Boris Johnson's Brexit plan is not dead, but will be soon, writes Robert Peston
Boris Johnson's Brexit offer to the EU is not dead on arrival - but it may well be dead within the next 48 hours.
And that could become clear as Michel Barnier, the EU's chief negotiator, briefs EU ambassadors and MEPs about what he sees as the deficiencies of the proposals.
The biggest hole, as you would expect, is that EU government heads are being asked to take on trust that all the legal and technical preparations necessary for checks on goods and food flowing from Great Britain to Northern Ireland, and all the legal and technical preparations for customs checks away from the Northern Ireland border, will be completed by the end of 2021 at the very last.
2021 is the last date for the whole UK to exit from the EU's single market and customs union (the preferred date for this full Brexit for Johnson is the end of 2020).
The whole point of that notorious backstop that Brexiters hate and Johnson wants to dump, is that EU leaders don't believe Johnson's Northern Ireland customs and market preparations can be completed in time.
And if they didn't trust the more consensual government of Theresa May, why would they trust the spikier one of Boris Johnson?
Juncker 'welcomes' Johnson's Brexit proposals but says there are 'problematic points'
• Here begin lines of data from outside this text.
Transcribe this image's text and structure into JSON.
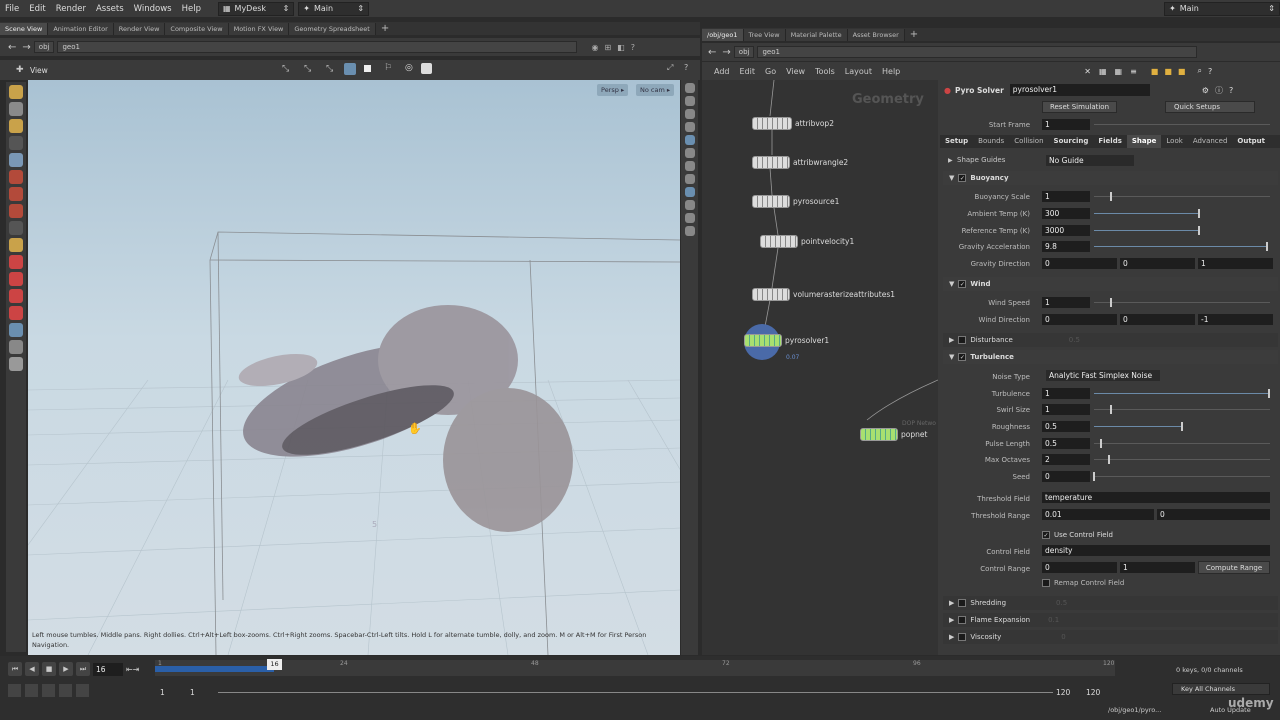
{
  "menu": {
    "items": [
      "File",
      "Edit",
      "Render",
      "Assets",
      "Windows",
      "Help"
    ],
    "desktop": "MyDesk",
    "main": "Main",
    "right_main": "Main"
  },
  "left_tabs": [
    "Scene View",
    "Animation Editor",
    "Render View",
    "Composite View",
    "Motion FX View",
    "Geometry Spreadsheet"
  ],
  "right_tabs": [
    "/obj/geo1",
    "Tree View",
    "Material Palette",
    "Asset Browser"
  ],
  "path": {
    "obj": "obj",
    "geo": "geo1"
  },
  "viewport": {
    "title": "View",
    "persp": "Persp",
    "cam": "No cam",
    "hint": "Left mouse tumbles. Middle pans. Right dollies. Ctrl+Alt+Left box-zooms. Ctrl+Right zooms. Spacebar-Ctrl-Left tilts. Hold L for alternate tumble, dolly, and zoom.    M or Alt+M for First Person Navigation.",
    "grid_label": "5"
  },
  "network": {
    "menu": [
      "Add",
      "Edit",
      "Go",
      "View",
      "Tools",
      "Layout",
      "Help"
    ],
    "watermark": "Geometry",
    "nodes": [
      "attribvop2",
      "attribwrangle2",
      "pyrosource1",
      "pointvelocity1",
      "volumerasterizeattributes1",
      "pyrosolver1",
      "popnet"
    ],
    "pyro_time": "0.07",
    "dop_label": "DOP Netwo"
  },
  "params": {
    "type": "Pyro Solver",
    "name": "pyrosolver1",
    "reset": "Reset Simulation",
    "quick": "Quick Setups",
    "start_frame_label": "Start Frame",
    "start_frame": "1",
    "tabs": [
      "Setup",
      "Bounds",
      "Collision",
      "Sourcing",
      "Fields",
      "Shape",
      "Look",
      "Advanced",
      "Output"
    ],
    "shape_guides_label": "Shape Guides",
    "shape_guides": "No Guide",
    "buoyancy": "Buoyancy",
    "b_rows": [
      [
        "Buoyancy Scale",
        "1"
      ],
      [
        "Ambient Temp (K)",
        "300"
      ],
      [
        "Reference Temp (K)",
        "3000"
      ],
      [
        "Gravity Acceleration",
        "9.8"
      ]
    ],
    "grav_dir_label": "Gravity Direction",
    "grav_dir": [
      "0",
      "0",
      "1"
    ],
    "wind": "Wind",
    "wind_speed_label": "Wind Speed",
    "wind_speed": "1",
    "wind_dir_label": "Wind Direction",
    "wind_dir": [
      "0",
      "0",
      "-1"
    ],
    "disturbance": "Disturbance",
    "disturbance_val": "0.5",
    "turbulence": "Turbulence",
    "noise_type_label": "Noise Type",
    "noise_type": "Analytic Fast Simplex Noise",
    "t_rows": [
      [
        "Turbulence",
        "1"
      ],
      [
        "Swirl Size",
        "1"
      ],
      [
        "Roughness",
        "0.5"
      ],
      [
        "Pulse Length",
        "0.5"
      ],
      [
        "Max Octaves",
        "2"
      ],
      [
        "Seed",
        "0"
      ]
    ],
    "threshold_field_label": "Threshold Field",
    "threshold_field": "temperature",
    "threshold_range_label": "Threshold Range",
    "threshold_range": [
      "0.01",
      "0"
    ],
    "use_control": "Use Control Field",
    "control_field_label": "Control Field",
    "control_field": "density",
    "control_range_label": "Control Range",
    "control_range": [
      "0",
      "1"
    ],
    "compute_range": "Compute Range",
    "remap": "Remap Control Field",
    "shredding": "Shredding",
    "shred_val": "0.5",
    "flame": "Flame Expansion",
    "flame_val": "0.1",
    "viscosity": "Viscosity",
    "visc_val": "0"
  },
  "timeline": {
    "frame": "16",
    "marker": "16",
    "ticks": [
      "1",
      "24",
      "48",
      "72",
      "96",
      "120"
    ],
    "start": "1",
    "start2": "1",
    "end": "120",
    "end2": "120",
    "keys": "0 keys, 0/0 channels",
    "key_all": "Key All Channels",
    "status_path": "/obj/geo1/pyro...",
    "auto_update": "Auto Update",
    "watermark": "udemy"
  }
}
Boris Johnson says no to customs union and yes to single market for Northern Ireland, writes Robert Peston
Also, many EU leaders hate the idea that six months before the new Ireland food and goods single market would come into force, it could be scrapped by the Northern Ireland Assembly and Northern Ireland Executive.
The market would be at permanent risk of being closed down every four years after that, because Johnson is insisting that Stormont would have to renew consent for the market on that rolling basis.
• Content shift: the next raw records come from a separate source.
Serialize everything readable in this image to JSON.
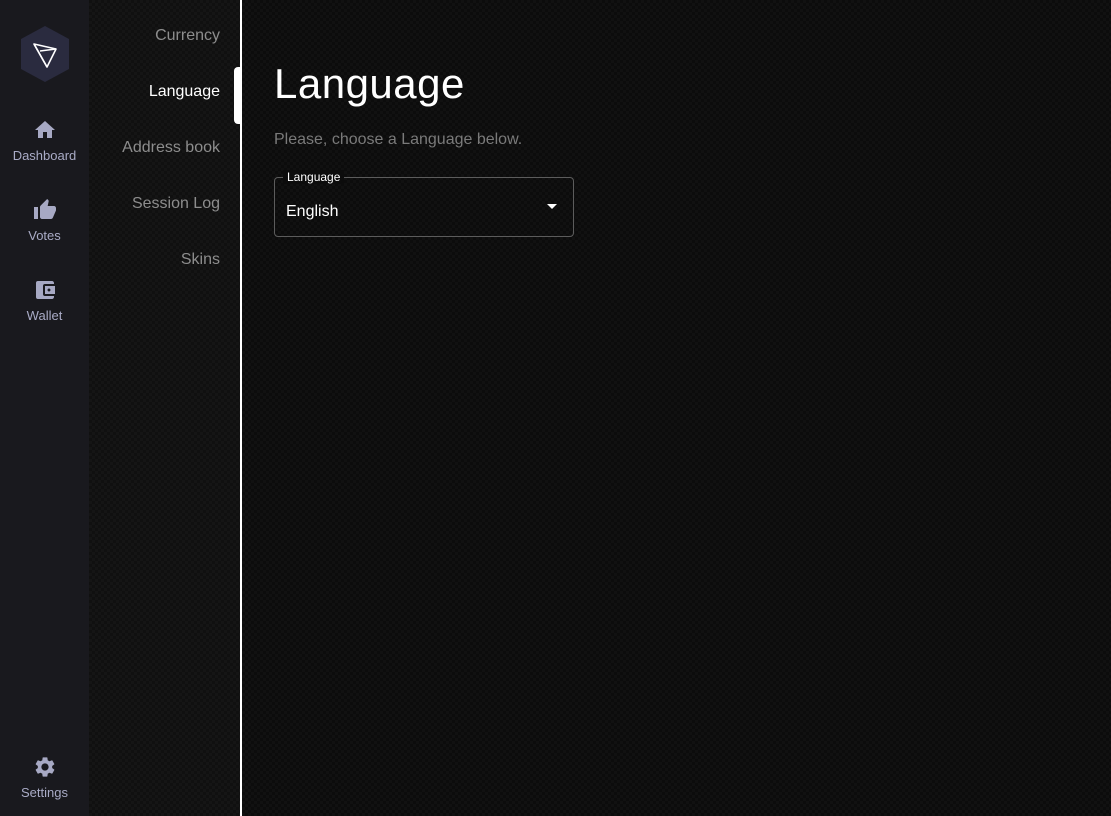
{
  "rail": {
    "logo_icon": "tron-logo-icon",
    "items": [
      {
        "label": "Dashboard",
        "icon": "home-icon"
      },
      {
        "label": "Votes",
        "icon": "thumbs-up-icon"
      },
      {
        "label": "Wallet",
        "icon": "wallet-icon"
      }
    ],
    "settings": {
      "label": "Settings",
      "icon": "gear-icon"
    }
  },
  "submenu": {
    "items": [
      {
        "label": "Currency",
        "active": false
      },
      {
        "label": "Language",
        "active": true
      },
      {
        "label": "Address book",
        "active": false
      },
      {
        "label": "Session Log",
        "active": false
      },
      {
        "label": "Skins",
        "active": false
      }
    ]
  },
  "main": {
    "title": "Language",
    "subtitle": "Please, choose a Language below.",
    "select": {
      "legend": "Language",
      "value": "English"
    }
  },
  "colors": {
    "rail_bg": "#19191e",
    "rail_icon": "#a7a9c4",
    "content_bg": "#0c0c0c",
    "active_text": "#ffffff",
    "inactive_text": "#8d8d8d"
  }
}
This provision would provide a permanent risk to the EU's stipulation that the all-Ireland economy must be preserved.
Finally, there is simply deep scepticism in Brussels that the new customs arrangements can be put in place without involving the construction of new infrastructure - against the spirit of the Good Friday Agreement - and EU leaders fear these arrangements would in practice compromise the integrity of the EU single market.
So for all those reasons, my strong sense is that Paris, Berlin and Dublin will not agree Johnson's plan.
And we may know that very soon indeed.
At which point all attention will switch to whether Parliament can in practice block the PM's plan to take the UK out of the EU without a deal.